**Exercise:**
Exact copies of all the entries are needed.

Page and application data records

=== Begin Enclosure ===

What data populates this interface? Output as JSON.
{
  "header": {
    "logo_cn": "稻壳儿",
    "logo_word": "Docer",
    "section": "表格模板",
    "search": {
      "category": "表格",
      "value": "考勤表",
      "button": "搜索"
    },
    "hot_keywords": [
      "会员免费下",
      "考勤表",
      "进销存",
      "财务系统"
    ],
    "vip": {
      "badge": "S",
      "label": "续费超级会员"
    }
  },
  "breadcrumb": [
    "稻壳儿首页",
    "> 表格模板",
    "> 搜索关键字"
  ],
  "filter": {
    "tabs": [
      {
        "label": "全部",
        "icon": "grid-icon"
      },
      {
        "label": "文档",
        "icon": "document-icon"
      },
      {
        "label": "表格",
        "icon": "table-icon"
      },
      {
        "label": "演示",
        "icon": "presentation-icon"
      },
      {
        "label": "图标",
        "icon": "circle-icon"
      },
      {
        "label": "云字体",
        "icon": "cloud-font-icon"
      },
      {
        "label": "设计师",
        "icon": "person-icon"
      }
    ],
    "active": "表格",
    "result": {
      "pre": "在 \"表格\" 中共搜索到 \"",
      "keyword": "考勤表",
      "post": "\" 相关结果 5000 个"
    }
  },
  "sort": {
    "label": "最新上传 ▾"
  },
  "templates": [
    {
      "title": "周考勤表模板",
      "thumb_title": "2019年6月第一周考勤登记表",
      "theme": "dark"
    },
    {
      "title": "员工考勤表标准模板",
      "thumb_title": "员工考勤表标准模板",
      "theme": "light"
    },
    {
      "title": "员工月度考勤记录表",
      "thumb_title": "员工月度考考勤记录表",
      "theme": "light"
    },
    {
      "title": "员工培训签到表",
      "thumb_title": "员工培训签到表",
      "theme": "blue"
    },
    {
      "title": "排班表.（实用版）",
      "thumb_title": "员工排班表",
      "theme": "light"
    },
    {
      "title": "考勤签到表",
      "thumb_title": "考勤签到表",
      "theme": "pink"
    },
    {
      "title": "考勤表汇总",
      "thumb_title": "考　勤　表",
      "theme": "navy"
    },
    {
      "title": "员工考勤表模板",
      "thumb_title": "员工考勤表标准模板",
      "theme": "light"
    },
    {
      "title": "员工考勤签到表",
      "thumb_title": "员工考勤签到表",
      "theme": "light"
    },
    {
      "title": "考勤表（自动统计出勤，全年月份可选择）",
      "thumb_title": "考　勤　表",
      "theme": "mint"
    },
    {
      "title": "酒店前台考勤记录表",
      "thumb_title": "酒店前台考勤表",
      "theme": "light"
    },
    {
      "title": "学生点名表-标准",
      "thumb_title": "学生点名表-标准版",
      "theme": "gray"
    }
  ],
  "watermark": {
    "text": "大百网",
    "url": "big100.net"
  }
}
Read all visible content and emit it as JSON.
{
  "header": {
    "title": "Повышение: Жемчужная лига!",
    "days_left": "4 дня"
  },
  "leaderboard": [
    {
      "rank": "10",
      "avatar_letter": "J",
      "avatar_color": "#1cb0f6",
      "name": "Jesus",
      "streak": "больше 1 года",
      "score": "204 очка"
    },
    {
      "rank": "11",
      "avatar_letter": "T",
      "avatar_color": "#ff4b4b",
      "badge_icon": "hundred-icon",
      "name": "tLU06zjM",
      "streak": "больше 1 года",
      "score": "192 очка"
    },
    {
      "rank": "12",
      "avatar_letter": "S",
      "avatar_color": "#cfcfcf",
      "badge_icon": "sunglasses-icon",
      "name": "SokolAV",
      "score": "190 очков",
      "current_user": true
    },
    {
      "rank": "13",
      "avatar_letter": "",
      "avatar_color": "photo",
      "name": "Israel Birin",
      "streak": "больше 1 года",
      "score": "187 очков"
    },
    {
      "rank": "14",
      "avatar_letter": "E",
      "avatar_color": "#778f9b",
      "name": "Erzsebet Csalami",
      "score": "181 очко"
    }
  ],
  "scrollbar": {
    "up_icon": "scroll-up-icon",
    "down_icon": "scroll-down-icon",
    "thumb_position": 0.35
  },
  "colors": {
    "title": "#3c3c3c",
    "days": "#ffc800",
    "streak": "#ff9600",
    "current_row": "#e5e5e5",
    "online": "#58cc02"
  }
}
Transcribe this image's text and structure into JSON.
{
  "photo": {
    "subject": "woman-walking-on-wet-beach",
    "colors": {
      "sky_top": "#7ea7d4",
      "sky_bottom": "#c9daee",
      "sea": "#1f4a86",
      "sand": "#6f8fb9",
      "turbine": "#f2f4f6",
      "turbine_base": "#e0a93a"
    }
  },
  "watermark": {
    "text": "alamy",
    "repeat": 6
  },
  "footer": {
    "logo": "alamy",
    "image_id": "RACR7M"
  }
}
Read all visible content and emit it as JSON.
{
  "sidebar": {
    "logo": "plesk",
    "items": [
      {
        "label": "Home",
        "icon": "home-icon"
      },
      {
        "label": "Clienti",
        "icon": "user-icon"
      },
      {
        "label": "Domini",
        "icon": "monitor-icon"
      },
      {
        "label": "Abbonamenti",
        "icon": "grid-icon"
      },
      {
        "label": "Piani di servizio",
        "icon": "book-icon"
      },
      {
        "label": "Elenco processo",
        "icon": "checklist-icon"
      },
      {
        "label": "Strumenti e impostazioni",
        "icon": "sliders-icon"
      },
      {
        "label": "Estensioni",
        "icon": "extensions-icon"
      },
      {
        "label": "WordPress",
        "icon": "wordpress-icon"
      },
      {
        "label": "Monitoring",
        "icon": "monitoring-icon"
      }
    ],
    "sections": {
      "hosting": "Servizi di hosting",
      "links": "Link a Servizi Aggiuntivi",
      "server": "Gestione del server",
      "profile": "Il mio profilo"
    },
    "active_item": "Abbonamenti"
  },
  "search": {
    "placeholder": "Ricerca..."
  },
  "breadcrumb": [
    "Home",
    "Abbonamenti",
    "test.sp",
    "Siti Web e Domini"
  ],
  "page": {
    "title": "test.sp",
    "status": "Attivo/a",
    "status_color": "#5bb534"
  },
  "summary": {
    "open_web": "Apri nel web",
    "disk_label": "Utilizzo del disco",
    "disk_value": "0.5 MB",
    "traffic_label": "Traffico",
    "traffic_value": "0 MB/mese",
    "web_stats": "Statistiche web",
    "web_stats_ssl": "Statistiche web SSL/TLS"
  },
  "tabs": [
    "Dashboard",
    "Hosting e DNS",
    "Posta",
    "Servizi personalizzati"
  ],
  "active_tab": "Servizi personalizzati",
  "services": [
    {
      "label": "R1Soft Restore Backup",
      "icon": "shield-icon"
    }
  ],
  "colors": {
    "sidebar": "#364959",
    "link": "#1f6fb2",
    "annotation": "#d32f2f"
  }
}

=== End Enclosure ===

**Solution below:**
What data populates this interface? Output as JSON.
{
  "header": {
    "logo_cn": "稻壳儿",
    "logo_word": "Docer",
    "section": "表格模板",
    "search": {
      "category": "表格",
      "value": "考勤表",
      "button": "搜索"
    },
    "hot_keywords": [
      "会员免费下",
      "考勤表",
      "进销存",
      "财务系统"
    ],
    "vip": {
      "badge": "S",
      "label": "续费超级会员"
    }
  },
  "breadcrumb": [
    "稻壳儿首页",
    "> 表格模板",
    "> 搜索关键字"
  ],
  "filter": {
    "tabs": [
      {
        "label": "全部",
        "icon": "grid-icon"
      },
      {
        "label": "文档",
        "icon": "document-icon"
      },
      {
        "label": "表格",
        "icon": "table-icon"
      },
      {
        "label": "演示",
        "icon": "presentation-icon"
      },
      {
        "label": "图标",
        "icon": "circle-icon"
      },
      {
        "label": "云字体",
        "icon": "cloud-font-icon"
      },
      {
        "label": "设计师",
        "icon": "person-icon"
      }
    ],
    "active": "表格",
    "result": {
      "pre": "在 \"表格\" 中共搜索到 \"",
      "keyword": "考勤表",
      "post": "\" 相关结果 5000 个"
    }
  },
  "sort": {
    "label": "最新上传 ▾"
  },
  "templates": [
    {
      "title": "周考勤表模板",
      "thumb_title": "2019年6月第一周考勤登记表",
      "theme": "dark"
    },
    {
      "title": "员工考勤表标准模板",
      "thumb_title": "员工考勤表标准模板",
      "theme": "light"
    },
    {
      "title": "员工月度考勤记录表",
      "thumb_title": "员工月度考考勤记录表",
      "theme": "light"
    },
    {
      "title": "员工培训签到表",
      "thumb_title": "员工培训签到表",
      "theme": "blue"
    },
    {
      "title": "排班表.（实用版）",
      "thumb_title": "员工排班表",
      "theme": "light"
    },
    {
      "title": "考勤签到表",
      "thumb_title": "考勤签到表",
      "theme": "pink"
    },
    {
      "title": "考勤表汇总",
      "thumb_title": "考　勤　表",
      "theme": "navy"
    },
    {
      "title": "员工考勤表模板",
      "thumb_title": "员工考勤表标准模板",
      "theme": "light"
    },
    {
      "title": "员工考勤签到表",
      "thumb_title": "员工考勤签到表",
      "theme": "light"
    },
    {
      "title": "考勤表（自动统计出勤，全年月份可选择）",
      "thumb_title": "考　勤　表",
      "theme": "mint"
    },
    {
      "title": "酒店前台考勤记录表",
      "thumb_title": "酒店前台考勤表",
      "theme": "light"
    },
    {
      "title": "学生点名表-标准",
      "thumb_title": "学生点名表-标准版",
      "theme": "gray"
    }
  ],
  "watermark": {
    "text": "大百网",
    "url": "big100.net"
  }
}
Read all visible content and emit it as JSON.
{
  "header": {
    "title": "Повышение: Жемчужная лига!",
    "days_left": "4 дня"
  },
  "leaderboard": [
    {
      "rank": "10",
      "avatar_letter": "J",
      "avatar_color": "#1cb0f6",
      "name": "Jesus",
      "streak": "больше 1 года",
      "score": "204 очка"
    },
    {
      "rank": "11",
      "avatar_letter": "T",
      "avatar_color": "#ff4b4b",
      "badge_icon": "hundred-icon",
      "name": "tLU06zjM",
      "streak": "больше 1 года",
      "score": "192 очка"
    },
    {
      "rank": "12",
      "avatar_letter": "S",
      "avatar_color": "#cfcfcf",
      "badge_icon": "sunglasses-icon",
      "name": "SokolAV",
      "score": "190 очков",
      "current_user": true
    },
    {
      "rank": "13",
      "avatar_letter": "",
      "avatar_color": "photo",
      "name": "Israel Birin",
      "streak": "больше 1 года",
      "score": "187 очков"
    },
    {
      "rank": "14",
      "avatar_letter": "E",
      "avatar_color": "#778f9b",
      "name": "Erzsebet Csalami",
      "score": "181 очко"
    }
  ],
  "scrollbar": {
    "up_icon": "scroll-up-icon",
    "down_icon": "scroll-down-icon",
    "thumb_position": 0.35
  },
  "colors": {
    "title": "#3c3c3c",
    "days": "#ffc800",
    "streak": "#ff9600",
    "current_row": "#e5e5e5",
    "online": "#58cc02"
  }
}
Transcribe this image's text and structure into JSON.
{
  "photo": {
    "subject": "woman-walking-on-wet-beach",
    "colors": {
      "sky_top": "#7ea7d4",
      "sky_bottom": "#c9daee",
      "sea": "#1f4a86",
      "sand": "#6f8fb9",
      "turbine": "#f2f4f6",
      "turbine_base": "#e0a93a"
    }
  },
  "watermark": {
    "text": "alamy",
    "repeat": 6
  },
  "footer": {
    "logo": "alamy",
    "image_id": "RACR7M"
  }
}
Read all visible content and emit it as JSON.
{
  "sidebar": {
    "logo": "plesk",
    "items": [
      {
        "label": "Home",
        "icon": "home-icon"
      },
      {
        "label": "Clienti",
        "icon": "user-icon"
      },
      {
        "label": "Domini",
        "icon": "monitor-icon"
      },
      {
        "label": "Abbonamenti",
        "icon": "grid-icon"
      },
      {
        "label": "Piani di servizio",
        "icon": "book-icon"
      },
      {
        "label": "Elenco processo",
        "icon": "checklist-icon"
      },
      {
        "label": "Strumenti e impostazioni",
        "icon": "sliders-icon"
      },
      {
        "label": "Estensioni",
        "icon": "extensions-icon"
      },
      {
        "label": "WordPress",
        "icon": "wordpress-icon"
      },
      {
        "label": "Monitoring",
        "icon": "monitoring-icon"
      }
    ],
    "sections": {
      "hosting": "Servizi di hosting",
      "links": "Link a Servizi Aggiuntivi",
      "server": "Gestione del server",
      "profile": "Il mio profilo"
    },
    "active_item": "Abbonamenti"
  },
  "search": {
    "placeholder": "Ricerca..."
  },
  "breadcrumb": [
    "Home",
    "Abbonamenti",
    "test.sp",
    "Siti Web e Domini"
  ],
  "page": {
    "title": "test.sp",
    "status": "Attivo/a",
    "status_color": "#5bb534"
  },
  "summary": {
    "open_web": "Apri nel web",
    "disk_label": "Utilizzo del disco",
    "disk_value": "0.5 MB",
    "traffic_label": "Traffico",
    "traffic_value": "0 MB/mese",
    "web_stats": "Statistiche web",
    "web_stats_ssl": "Statistiche web SSL/TLS"
  },
  "tabs": [
    "Dashboard",
    "Hosting e DNS",
    "Posta",
    "Servizi personalizzati"
  ],
  "active_tab": "Servizi personalizzati",
  "services": [
    {
      "label": "R1Soft Restore Backup",
      "icon": "shield-icon"
    }
  ],
  "colors": {
    "sidebar": "#364959",
    "link": "#1f6fb2",
    "annotation": "#d32f2f"
  }
}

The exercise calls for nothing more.